Stored data:
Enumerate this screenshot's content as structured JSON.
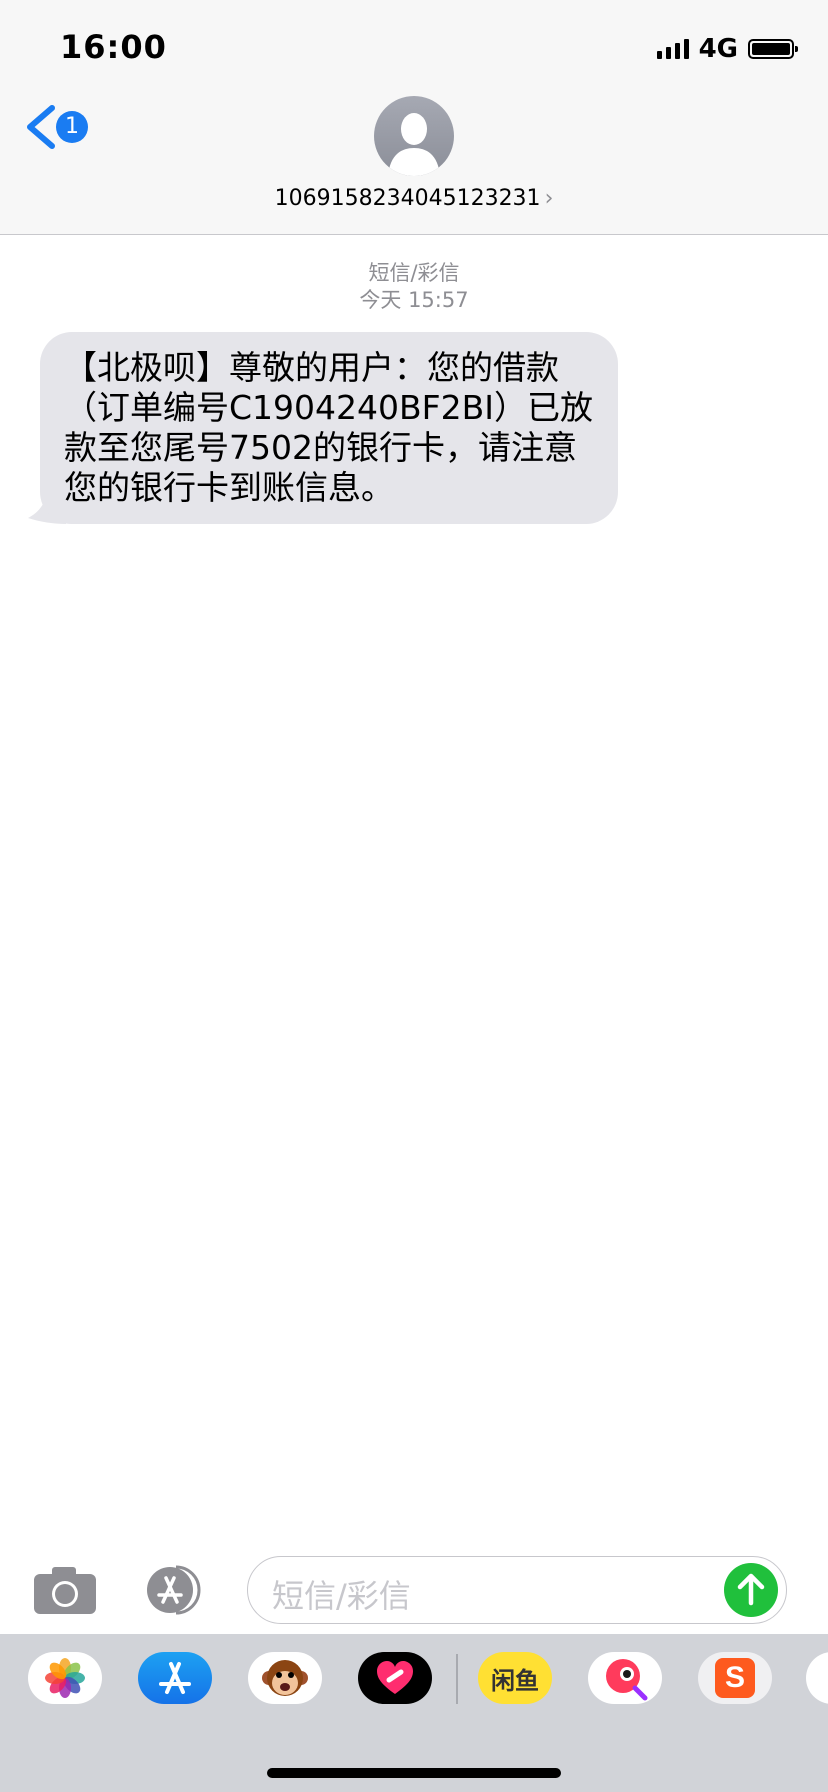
{
  "status_bar": {
    "time": "16:00",
    "network": "4G"
  },
  "header": {
    "back_badge": "1",
    "contact": "1069158234045123231",
    "contact_chevron": "›"
  },
  "conversation": {
    "channel": "短信/彩信",
    "timestamp": "今天 15:57",
    "message": "【北极呗】尊敬的用户：您的借款（订单编号C1904240BF2BI）已放款至您尾号7502的银行卡，请注意您的银行卡到账信息。"
  },
  "input": {
    "placeholder": "短信/彩信"
  },
  "app_drawer": {
    "apps": [
      {
        "name": "photos-icon"
      },
      {
        "name": "app-store-icon"
      },
      {
        "name": "animoji-monkey-icon"
      },
      {
        "name": "digital-touch-icon"
      },
      {
        "name": "xianyu-icon",
        "label": "闲鱼"
      },
      {
        "name": "search-app-icon"
      },
      {
        "name": "sogou-icon",
        "label": "S"
      }
    ]
  },
  "colors": {
    "accent": "#1a7cf2",
    "send": "#20c03c",
    "bubble": "#e5e5ea"
  }
}
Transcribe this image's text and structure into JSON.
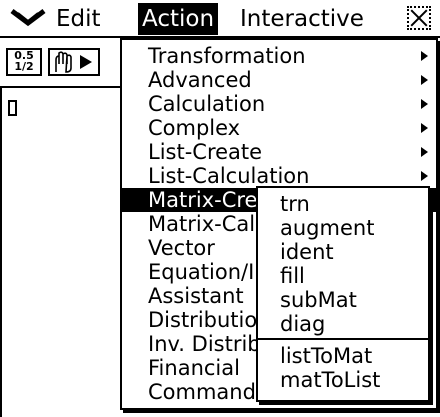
{
  "menubar": {
    "down_icon": "double-chevron-down-icon",
    "edit_label": "Edit",
    "action_label": "Action",
    "interactive_label": "Interactive",
    "close_icon": "close-icon"
  },
  "toolbar": {
    "frac_icon_text_top": "0.5",
    "frac_icon_text_bottom": "1/2",
    "hand_icon": "hand-play-icon"
  },
  "action_menu": {
    "items": [
      {
        "label": "Transformation",
        "has_submenu": true
      },
      {
        "label": "Advanced",
        "has_submenu": true
      },
      {
        "label": "Calculation",
        "has_submenu": true
      },
      {
        "label": "Complex",
        "has_submenu": true
      },
      {
        "label": "List-Create",
        "has_submenu": true
      },
      {
        "label": "List-Calculation",
        "has_submenu": true
      },
      {
        "label": "Matrix-Create",
        "has_submenu": true,
        "selected": true
      },
      {
        "label": "Matrix-Calculation",
        "has_submenu": true
      },
      {
        "label": "Vector",
        "has_submenu": true
      },
      {
        "label": "Equation/Inequality",
        "has_submenu": true
      },
      {
        "label": "Assistant",
        "has_submenu": true
      },
      {
        "label": "Distribution",
        "has_submenu": true
      },
      {
        "label": "Inv. Distribution",
        "has_submenu": true
      },
      {
        "label": "Financial",
        "has_submenu": true
      },
      {
        "label": "Command",
        "has_submenu": true
      }
    ]
  },
  "sub_menu": {
    "items": [
      "trn",
      "augment",
      "ident",
      "fill",
      "subMat",
      "diag"
    ],
    "items_after_separator": [
      "listToMat",
      "matToList"
    ]
  }
}
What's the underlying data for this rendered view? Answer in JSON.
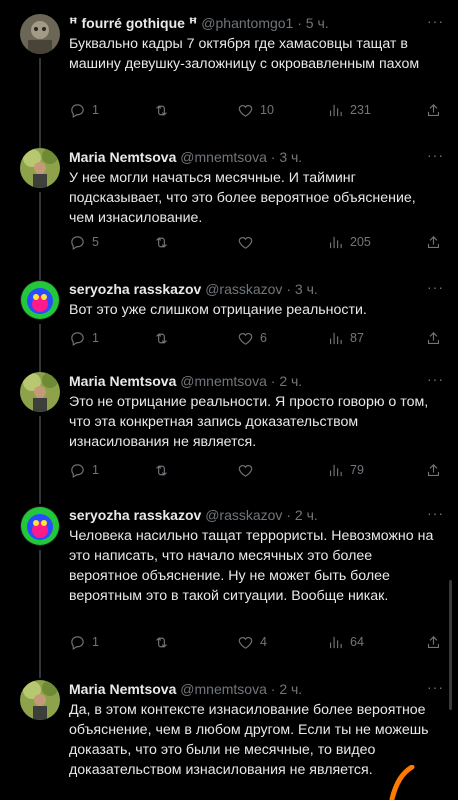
{
  "tweets": [
    {
      "name": "ꟸ fourré gothique ꟸ",
      "handle": "@phantomgo1",
      "time": "5 ч.",
      "text": "Буквально кадры 7 октября где хамасовцы тащат в машину девушку-заложницу с окровавленным пахом",
      "replies": "1",
      "retweets": "",
      "likes": "10",
      "views": "231"
    },
    {
      "name": "Maria Nemtsova",
      "handle": "@mnemtsova",
      "time": "3 ч.",
      "text": "У нее могли начаться месячные. И тайминг подсказывает, что это более вероятное объяснение, чем изнасилование.",
      "replies": "5",
      "retweets": "",
      "likes": "",
      "views": "205"
    },
    {
      "name": "seryozha rasskazov",
      "handle": "@rasskazov",
      "time": "3 ч.",
      "text": "Вот это уже слишком отрицание реальности.",
      "replies": "1",
      "retweets": "",
      "likes": "6",
      "views": "87"
    },
    {
      "name": "Maria Nemtsova",
      "handle": "@mnemtsova",
      "time": "2 ч.",
      "text": "Это не отрицание реальности. Я просто говорю о том, что эта конкретная запись доказательством изнасилования не является.",
      "replies": "1",
      "retweets": "",
      "likes": "",
      "views": "79"
    },
    {
      "name": "seryozha rasskazov",
      "handle": "@rasskazov",
      "time": "2 ч.",
      "text": "Человека насильно тащат террористы. Невозможно на это написать, что начало месячных это более вероятное объяснение. Ну не может быть более вероятным это в такой ситуации. Вообще никак.",
      "replies": "1",
      "retweets": "",
      "likes": "4",
      "views": "64"
    },
    {
      "name": "Maria Nemtsova",
      "handle": "@mnemtsova",
      "time": "2 ч.",
      "text": "Да, в этом контексте изнасилование более вероятное объяснение, чем в любом другом. Если ты не можешь доказать, что это были не месячные, то видео доказательством изнасилования не является."
    }
  ],
  "separator": "·",
  "more_glyph": "···",
  "colors": {
    "background": "#000000",
    "text": "#e7e9ea",
    "muted": "#71767b",
    "thread_line": "#333639",
    "scribble": "#ff7a00"
  },
  "icons": [
    "reply-icon",
    "retweet-icon",
    "like-icon",
    "views-icon",
    "share-icon",
    "more-icon"
  ]
}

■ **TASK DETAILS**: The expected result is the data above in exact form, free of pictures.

■ **RESPONSE FOR THIS EXERCISE**:
Enumerate this screenshot's content as structured JSON.
{
  "status_bar": {
    "time": "16:00",
    "network": "4G"
  },
  "header": {
    "back_badge": "1",
    "contact": "1069158234045123231",
    "contact_chevron": "›"
  },
  "conversation": {
    "channel": "短信/彩信",
    "timestamp": "今天 15:57",
    "message": "【北极呗】尊敬的用户：您的借款（订单编号C1904240BF2BI）已放款至您尾号7502的银行卡，请注意您的银行卡到账信息。"
  },
  "input": {
    "placeholder": "短信/彩信"
  },
  "app_drawer": {
    "apps": [
      {
        "name": "photos-icon"
      },
      {
        "name": "app-store-icon"
      },
      {
        "name": "animoji-monkey-icon"
      },
      {
        "name": "digital-touch-icon"
      },
      {
        "name": "xianyu-icon",
        "label": "闲鱼"
      },
      {
        "name": "search-app-icon"
      },
      {
        "name": "sogou-icon",
        "label": "S"
      }
    ]
  },
  "colors": {
    "accent": "#1a7cf2",
    "send": "#20c03c",
    "bubble": "#e5e5ea"
  }
}
Transcribe this image's text and structure into JSON.
{
  "menubar": {
    "down_icon": "double-chevron-down-icon",
    "edit_label": "Edit",
    "action_label": "Action",
    "interactive_label": "Interactive",
    "close_icon": "close-icon"
  },
  "toolbar": {
    "frac_icon_text_top": "0.5",
    "frac_icon_text_bottom": "1/2",
    "hand_icon": "hand-play-icon"
  },
  "action_menu": {
    "items": [
      {
        "label": "Transformation",
        "has_submenu": true
      },
      {
        "label": "Advanced",
        "has_submenu": true
      },
      {
        "label": "Calculation",
        "has_submenu": true
      },
      {
        "label": "Complex",
        "has_submenu": true
      },
      {
        "label": "List-Create",
        "has_submenu": true
      },
      {
        "label": "List-Calculation",
        "has_submenu": true
      },
      {
        "label": "Matrix-Create",
        "has_submenu": true,
        "selected": true
      },
      {
        "label": "Matrix-Calculation",
        "has_submenu": true
      },
      {
        "label": "Vector",
        "has_submenu": true
      },
      {
        "label": "Equation/Inequality",
        "has_submenu": true
      },
      {
        "label": "Assistant",
        "has_submenu": true
      },
      {
        "label": "Distribution",
        "has_submenu": true
      },
      {
        "label": "Inv. Distribution",
        "has_submenu": true
      },
      {
        "label": "Financial",
        "has_submenu": true
      },
      {
        "label": "Command",
        "has_submenu": true
      }
    ]
  },
  "sub_menu": {
    "items": [
      "trn",
      "augment",
      "ident",
      "fill",
      "subMat",
      "diag"
    ],
    "items_after_separator": [
      "listToMat",
      "matToList"
    ]
  }
}
What's the underlying data for this rendered view? Answer in JSON.
{
  "tweets": [
    {
      "name": "ꟸ fourré gothique ꟸ",
      "handle": "@phantomgo1",
      "time": "5 ч.",
      "text": "Буквально кадры 7 октября где хамасовцы тащат в машину девушку-заложницу с окровавленным пахом",
      "replies": "1",
      "retweets": "",
      "likes": "10",
      "views": "231"
    },
    {
      "name": "Maria Nemtsova",
      "handle": "@mnemtsova",
      "time": "3 ч.",
      "text": "У нее могли начаться месячные. И тайминг подсказывает, что это более вероятное объяснение, чем изнасилование.",
      "replies": "5",
      "retweets": "",
      "likes": "",
      "views": "205"
    },
    {
      "name": "seryozha rasskazov",
      "handle": "@rasskazov",
      "time": "3 ч.",
      "text": "Вот это уже слишком отрицание реальности.",
      "replies": "1",
      "retweets": "",
      "likes": "6",
      "views": "87"
    },
    {
      "name": "Maria Nemtsova",
      "handle": "@mnemtsova",
      "time": "2 ч.",
      "text": "Это не отрицание реальности. Я просто говорю о том, что эта конкретная запись доказательством изнасилования не является.",
      "replies": "1",
      "retweets": "",
      "likes": "",
      "views": "79"
    },
    {
      "name": "seryozha rasskazov",
      "handle": "@rasskazov",
      "time": "2 ч.",
      "text": "Человека насильно тащат террористы. Невозможно на это написать, что начало месячных это более вероятное объяснение. Ну не может быть более вероятным это в такой ситуации. Вообще никак.",
      "replies": "1",
      "retweets": "",
      "likes": "4",
      "views": "64"
    },
    {
      "name": "Maria Nemtsova",
      "handle": "@mnemtsova",
      "time": "2 ч.",
      "text": "Да, в этом контексте изнасилование более вероятное объяснение, чем в любом другом. Если ты не можешь доказать, что это были не месячные, то видео доказательством изнасилования не является."
    }
  ],
  "separator": "·",
  "more_glyph": "···",
  "colors": {
    "background": "#000000",
    "text": "#e7e9ea",
    "muted": "#71767b",
    "thread_line": "#333639",
    "scribble": "#ff7a00"
  },
  "icons": [
    "reply-icon",
    "retweet-icon",
    "like-icon",
    "views-icon",
    "share-icon",
    "more-icon"
  ]
}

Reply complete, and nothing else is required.